### Exercise brief
Pictures are to be left out, and the rest of the records reproduced exactly.

### Saved data entries

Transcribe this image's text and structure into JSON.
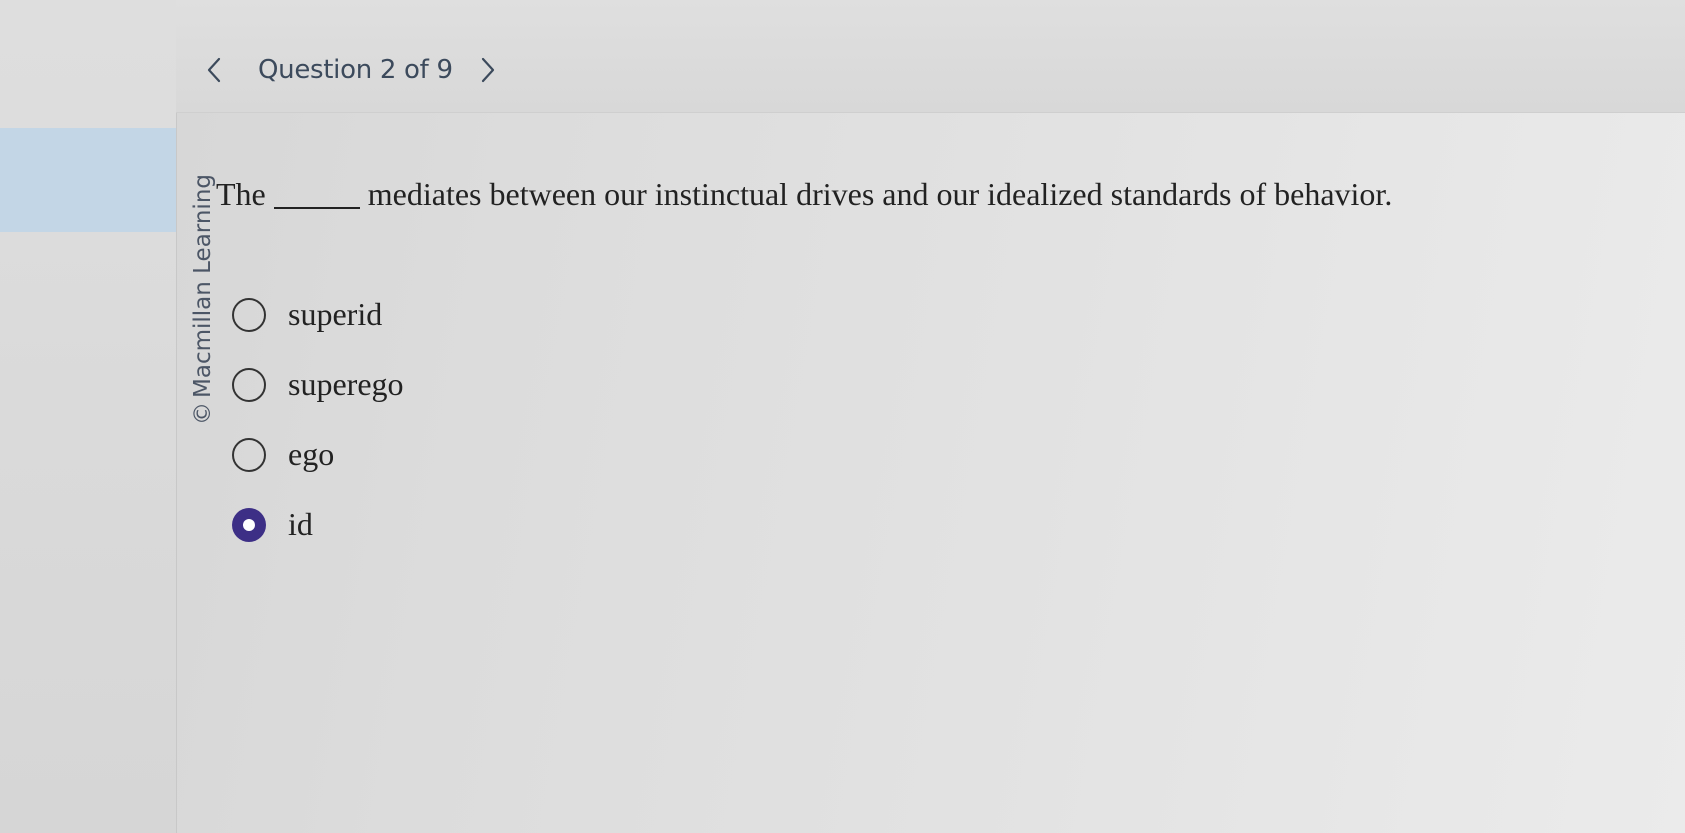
{
  "header": {
    "question_counter": "Question 2 of 9"
  },
  "copyright": {
    "symbol": "©",
    "text": "Macmillan Learning"
  },
  "question": {
    "prefix": "The",
    "suffix": "mediates between our instinctual drives and our idealized standards of behavior."
  },
  "options": [
    {
      "label": "superid",
      "selected": false
    },
    {
      "label": "superego",
      "selected": false
    },
    {
      "label": "ego",
      "selected": false
    },
    {
      "label": "id",
      "selected": true
    }
  ],
  "colors": {
    "selected_radio": "#3d2f86",
    "counter_text": "#3c4a5c",
    "rail_highlight": "#c3d6e6"
  },
  "icons": {
    "prev": "chevron-left-icon",
    "next": "chevron-right-icon"
  }
}
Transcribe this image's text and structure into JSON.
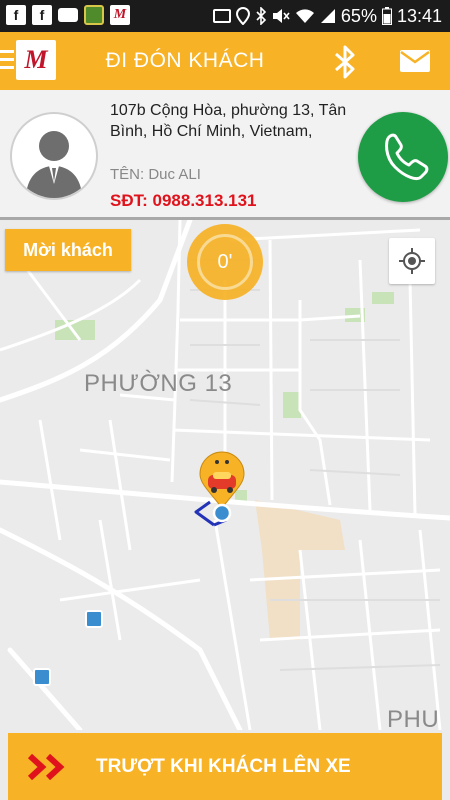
{
  "status_bar": {
    "battery": "65%",
    "time": "13:41"
  },
  "header": {
    "title": "ĐI ĐÓN KHÁCH",
    "logo_text": "M"
  },
  "customer": {
    "address": "107b Cộng Hòa, phường 13, Tân Bình, Hồ Chí Minh, Vietnam,",
    "name": "TÊN: Duc ALI",
    "phone": "SĐT: 0988.313.131"
  },
  "map": {
    "invite_button": "Mời khách",
    "timer": "0'",
    "labels": {
      "ward": "PHƯỜNG 13",
      "ward_edge": "PHU"
    }
  },
  "slide_action": {
    "label": "TRƯỢT KHI KHÁCH LÊN XE"
  },
  "colors": {
    "accent": "#f7b226",
    "call": "#1f9d46",
    "phone_text": "#e0131c",
    "location_dot": "#3a8ed0"
  },
  "icons": [
    "menu-icon",
    "bluetooth-icon",
    "mail-icon",
    "phone-icon",
    "user-avatar-icon",
    "my-location-icon",
    "double-arrow-icon",
    "taxi-marker-icon"
  ]
}
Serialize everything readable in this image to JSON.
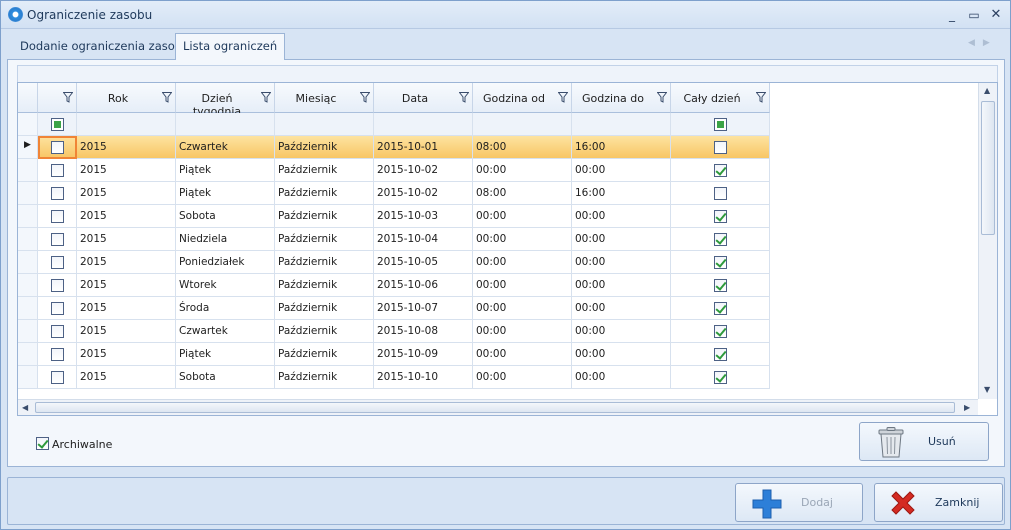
{
  "window": {
    "title": "Ograniczenie zasobu",
    "controls": [
      "minimize-icon",
      "restore-icon",
      "close-icon"
    ]
  },
  "tabs": [
    {
      "label": "Dodanie ograniczenia zasobu",
      "active": false
    },
    {
      "label": "Lista ograniczeń",
      "active": true
    }
  ],
  "grid": {
    "columns": [
      "",
      "Rok",
      "Dzień tygodnia",
      "Miesiąc",
      "Data",
      "Godzina od",
      "Godzina do",
      "Cały dzień"
    ],
    "rows": [
      {
        "selected": true,
        "checked": false,
        "rok": "2015",
        "dzien": "Czwartek",
        "miesiac": "Październik",
        "data": "2015-10-01",
        "od": "08:00",
        "do": "16:00",
        "caly": false
      },
      {
        "selected": false,
        "checked": false,
        "rok": "2015",
        "dzien": "Piątek",
        "miesiac": "Październik",
        "data": "2015-10-02",
        "od": "00:00",
        "do": "00:00",
        "caly": true
      },
      {
        "selected": false,
        "checked": false,
        "rok": "2015",
        "dzien": "Piątek",
        "miesiac": "Październik",
        "data": "2015-10-02",
        "od": "08:00",
        "do": "16:00",
        "caly": false
      },
      {
        "selected": false,
        "checked": false,
        "rok": "2015",
        "dzien": "Sobota",
        "miesiac": "Październik",
        "data": "2015-10-03",
        "od": "00:00",
        "do": "00:00",
        "caly": true
      },
      {
        "selected": false,
        "checked": false,
        "rok": "2015",
        "dzien": "Niedziela",
        "miesiac": "Październik",
        "data": "2015-10-04",
        "od": "00:00",
        "do": "00:00",
        "caly": true
      },
      {
        "selected": false,
        "checked": false,
        "rok": "2015",
        "dzien": "Poniedziałek",
        "miesiac": "Październik",
        "data": "2015-10-05",
        "od": "00:00",
        "do": "00:00",
        "caly": true
      },
      {
        "selected": false,
        "checked": false,
        "rok": "2015",
        "dzien": "Wtorek",
        "miesiac": "Październik",
        "data": "2015-10-06",
        "od": "00:00",
        "do": "00:00",
        "caly": true
      },
      {
        "selected": false,
        "checked": false,
        "rok": "2015",
        "dzien": "Środa",
        "miesiac": "Październik",
        "data": "2015-10-07",
        "od": "00:00",
        "do": "00:00",
        "caly": true
      },
      {
        "selected": false,
        "checked": false,
        "rok": "2015",
        "dzien": "Czwartek",
        "miesiac": "Październik",
        "data": "2015-10-08",
        "od": "00:00",
        "do": "00:00",
        "caly": true
      },
      {
        "selected": false,
        "checked": false,
        "rok": "2015",
        "dzien": "Piątek",
        "miesiac": "Październik",
        "data": "2015-10-09",
        "od": "00:00",
        "do": "00:00",
        "caly": true
      },
      {
        "selected": false,
        "checked": false,
        "rok": "2015",
        "dzien": "Sobota",
        "miesiac": "Październik",
        "data": "2015-10-10",
        "od": "00:00",
        "do": "00:00",
        "caly": true
      }
    ]
  },
  "archive": {
    "label": "Archiwalne",
    "checked": true
  },
  "buttons": {
    "delete": "Usuń",
    "add": "Dodaj",
    "close": "Zamknij"
  },
  "colors": {
    "selected_row": "#f8c665",
    "focus_outline": "#f08436",
    "check_green": "#2e9a3c",
    "add_icon": "#2d7fd8",
    "close_icon": "#d42a22"
  }
}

### Task solution
Transcribe this image's text and structure into JSON.
{
  "header": {
    "question_counter": "Question 2 of 9"
  },
  "copyright": {
    "symbol": "©",
    "text": "Macmillan Learning"
  },
  "question": {
    "prefix": "The",
    "suffix": "mediates between our instinctual drives and our idealized standards of behavior."
  },
  "options": [
    {
      "label": "superid",
      "selected": false
    },
    {
      "label": "superego",
      "selected": false
    },
    {
      "label": "ego",
      "selected": false
    },
    {
      "label": "id",
      "selected": true
    }
  ],
  "colors": {
    "selected_radio": "#3d2f86",
    "counter_text": "#3c4a5c",
    "rail_highlight": "#c3d6e6"
  },
  "icons": {
    "prev": "chevron-left-icon",
    "next": "chevron-right-icon"
  }
}
Transcribe this image's text and structure into JSON.
{
  "status_bar": {
    "battery": "65%",
    "time": "13:41"
  },
  "header": {
    "title": "ĐI ĐÓN KHÁCH",
    "logo_text": "M"
  },
  "customer": {
    "address": "107b Cộng Hòa, phường 13, Tân Bình, Hồ Chí Minh, Vietnam,",
    "name": "TÊN: Duc ALI",
    "phone": "SĐT: 0988.313.131"
  },
  "map": {
    "invite_button": "Mời khách",
    "timer": "0'",
    "labels": {
      "ward": "PHƯỜNG 13",
      "ward_edge": "PHU"
    }
  },
  "slide_action": {
    "label": "TRƯỢT KHI KHÁCH LÊN XE"
  },
  "colors": {
    "accent": "#f7b226",
    "call": "#1f9d46",
    "phone_text": "#e0131c",
    "location_dot": "#3a8ed0"
  },
  "icons": [
    "menu-icon",
    "bluetooth-icon",
    "mail-icon",
    "phone-icon",
    "user-avatar-icon",
    "my-location-icon",
    "double-arrow-icon",
    "taxi-marker-icon"
  ]
}
Serialize everything readable in this image to JSON.
{
  "window": {
    "title": "Ograniczenie zasobu",
    "controls": [
      "minimize-icon",
      "restore-icon",
      "close-icon"
    ]
  },
  "tabs": [
    {
      "label": "Dodanie ograniczenia zasobu",
      "active": false
    },
    {
      "label": "Lista ograniczeń",
      "active": true
    }
  ],
  "grid": {
    "columns": [
      "",
      "Rok",
      "Dzień tygodnia",
      "Miesiąc",
      "Data",
      "Godzina od",
      "Godzina do",
      "Cały dzień"
    ],
    "rows": [
      {
        "selected": true,
        "checked": false,
        "rok": "2015",
        "dzien": "Czwartek",
        "miesiac": "Październik",
        "data": "2015-10-01",
        "od": "08:00",
        "do": "16:00",
        "caly": false
      },
      {
        "selected": false,
        "checked": false,
        "rok": "2015",
        "dzien": "Piątek",
        "miesiac": "Październik",
        "data": "2015-10-02",
        "od": "00:00",
        "do": "00:00",
        "caly": true
      },
      {
        "selected": false,
        "checked": false,
        "rok": "2015",
        "dzien": "Piątek",
        "miesiac": "Październik",
        "data": "2015-10-02",
        "od": "08:00",
        "do": "16:00",
        "caly": false
      },
      {
        "selected": false,
        "checked": false,
        "rok": "2015",
        "dzien": "Sobota",
        "miesiac": "Październik",
        "data": "2015-10-03",
        "od": "00:00",
        "do": "00:00",
        "caly": true
      },
      {
        "selected": false,
        "checked": false,
        "rok": "2015",
        "dzien": "Niedziela",
        "miesiac": "Październik",
        "data": "2015-10-04",
        "od": "00:00",
        "do": "00:00",
        "caly": true
      },
      {
        "selected": false,
        "checked": false,
        "rok": "2015",
        "dzien": "Poniedziałek",
        "miesiac": "Październik",
        "data": "2015-10-05",
        "od": "00:00",
        "do": "00:00",
        "caly": true
      },
      {
        "selected": false,
        "checked": false,
        "rok": "2015",
        "dzien": "Wtorek",
        "miesiac": "Październik",
        "data": "2015-10-06",
        "od": "00:00",
        "do": "00:00",
        "caly": true
      },
      {
        "selected": false,
        "checked": false,
        "rok": "2015",
        "dzien": "Środa",
        "miesiac": "Październik",
        "data": "2015-10-07",
        "od": "00:00",
        "do": "00:00",
        "caly": true
      },
      {
        "selected": false,
        "checked": false,
        "rok": "2015",
        "dzien": "Czwartek",
        "miesiac": "Październik",
        "data": "2015-10-08",
        "od": "00:00",
        "do": "00:00",
        "caly": true
      },
      {
        "selected": false,
        "checked": false,
        "rok": "2015",
        "dzien": "Piątek",
        "miesiac": "Październik",
        "data": "2015-10-09",
        "od": "00:00",
        "do": "00:00",
        "caly": true
      },
      {
        "selected": false,
        "checked": false,
        "rok": "2015",
        "dzien": "Sobota",
        "miesiac": "Październik",
        "data": "2015-10-10",
        "od": "00:00",
        "do": "00:00",
        "caly": true
      }
    ]
  },
  "archive": {
    "label": "Archiwalne",
    "checked": true
  },
  "buttons": {
    "delete": "Usuń",
    "add": "Dodaj",
    "close": "Zamknij"
  },
  "colors": {
    "selected_row": "#f8c665",
    "focus_outline": "#f08436",
    "check_green": "#2e9a3c",
    "add_icon": "#2d7fd8",
    "close_icon": "#d42a22"
  }
}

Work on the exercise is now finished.